→ Work required
Pull out every line below that contains the word "icon".

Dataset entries
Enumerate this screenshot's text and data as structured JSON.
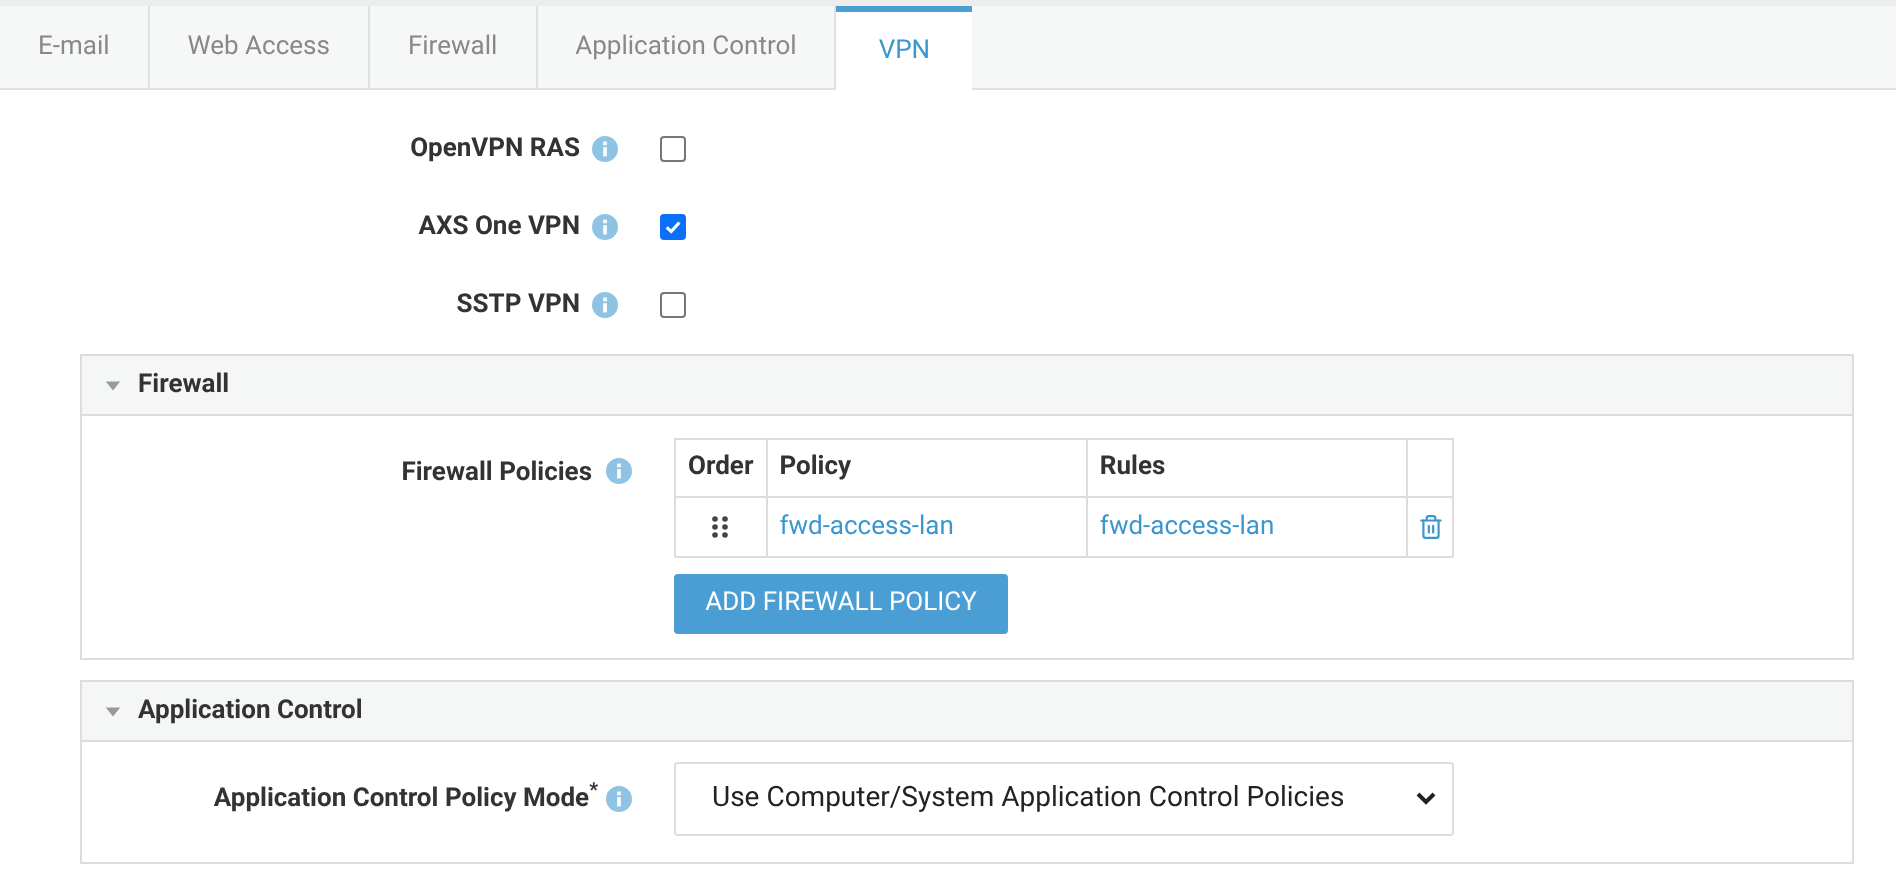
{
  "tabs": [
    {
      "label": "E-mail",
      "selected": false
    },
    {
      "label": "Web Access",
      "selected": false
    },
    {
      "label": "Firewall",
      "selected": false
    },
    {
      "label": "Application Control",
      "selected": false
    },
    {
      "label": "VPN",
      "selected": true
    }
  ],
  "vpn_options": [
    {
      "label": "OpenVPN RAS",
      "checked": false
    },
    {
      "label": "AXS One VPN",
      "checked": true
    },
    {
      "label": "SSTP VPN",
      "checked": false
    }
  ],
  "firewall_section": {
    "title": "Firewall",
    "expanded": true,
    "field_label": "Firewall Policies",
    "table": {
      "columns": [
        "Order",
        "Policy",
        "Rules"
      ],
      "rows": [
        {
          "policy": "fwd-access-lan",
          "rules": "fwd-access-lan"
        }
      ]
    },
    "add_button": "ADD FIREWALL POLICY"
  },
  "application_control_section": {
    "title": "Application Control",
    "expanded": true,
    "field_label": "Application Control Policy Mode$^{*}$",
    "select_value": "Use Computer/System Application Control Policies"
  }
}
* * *
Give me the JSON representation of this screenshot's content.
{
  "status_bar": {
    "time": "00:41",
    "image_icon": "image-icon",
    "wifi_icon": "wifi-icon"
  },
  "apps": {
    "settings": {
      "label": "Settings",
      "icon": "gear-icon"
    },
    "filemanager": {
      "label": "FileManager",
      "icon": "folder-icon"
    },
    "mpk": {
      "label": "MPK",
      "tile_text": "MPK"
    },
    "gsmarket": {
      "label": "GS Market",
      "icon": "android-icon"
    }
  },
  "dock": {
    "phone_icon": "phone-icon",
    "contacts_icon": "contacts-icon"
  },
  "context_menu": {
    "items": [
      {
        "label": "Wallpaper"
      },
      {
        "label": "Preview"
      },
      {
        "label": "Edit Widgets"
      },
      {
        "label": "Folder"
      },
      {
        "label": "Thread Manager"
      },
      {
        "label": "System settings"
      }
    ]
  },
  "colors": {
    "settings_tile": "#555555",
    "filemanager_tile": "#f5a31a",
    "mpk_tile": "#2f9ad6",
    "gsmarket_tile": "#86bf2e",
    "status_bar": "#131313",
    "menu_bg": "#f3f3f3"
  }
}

→ Output for this task
    "image_icon": "image-icon",
    "wifi_icon": "wifi-icon"
      "icon": "gear-icon"
      "icon": "folder-icon"
      "icon": "android-icon"
    "phone_icon": "phone-icon",
    "contacts_icon": "contacts-icon"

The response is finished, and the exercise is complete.